Segment Start: DATASET RECORDS
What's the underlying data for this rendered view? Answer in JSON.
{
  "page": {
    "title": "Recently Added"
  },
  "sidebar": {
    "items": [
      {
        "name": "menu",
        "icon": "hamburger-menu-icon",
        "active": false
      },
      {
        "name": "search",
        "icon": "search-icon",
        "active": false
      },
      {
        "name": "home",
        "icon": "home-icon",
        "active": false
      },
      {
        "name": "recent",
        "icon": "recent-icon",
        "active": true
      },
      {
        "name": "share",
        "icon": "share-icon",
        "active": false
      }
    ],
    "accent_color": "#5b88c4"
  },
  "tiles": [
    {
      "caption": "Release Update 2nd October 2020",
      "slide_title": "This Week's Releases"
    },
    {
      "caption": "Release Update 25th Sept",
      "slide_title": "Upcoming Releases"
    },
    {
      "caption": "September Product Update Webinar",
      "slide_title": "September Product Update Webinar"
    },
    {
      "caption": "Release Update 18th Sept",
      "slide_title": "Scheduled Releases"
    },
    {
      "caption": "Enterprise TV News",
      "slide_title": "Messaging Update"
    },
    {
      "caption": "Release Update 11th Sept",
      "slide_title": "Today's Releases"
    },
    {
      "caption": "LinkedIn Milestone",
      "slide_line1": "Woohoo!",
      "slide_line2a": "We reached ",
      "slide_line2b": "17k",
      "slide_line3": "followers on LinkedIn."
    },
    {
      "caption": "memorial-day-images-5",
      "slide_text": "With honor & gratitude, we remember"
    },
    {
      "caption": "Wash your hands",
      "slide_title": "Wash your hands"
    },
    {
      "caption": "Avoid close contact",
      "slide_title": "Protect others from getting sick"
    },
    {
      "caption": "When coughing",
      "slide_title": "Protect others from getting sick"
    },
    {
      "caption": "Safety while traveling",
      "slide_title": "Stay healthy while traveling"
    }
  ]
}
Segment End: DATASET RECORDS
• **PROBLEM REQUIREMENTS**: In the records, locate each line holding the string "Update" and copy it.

• **OUTPUT FOR THIS TASK**:
      "caption": "Release Update 2nd October 2020",
      "caption": "Release Update 25th Sept",
      "caption": "September Product Update Webinar",
      "slide_title": "September Product Update Webinar"
      "caption": "Release Update 18th Sept",
      "slide_title": "Messaging Update"
      "caption": "Release Update 11th Sept",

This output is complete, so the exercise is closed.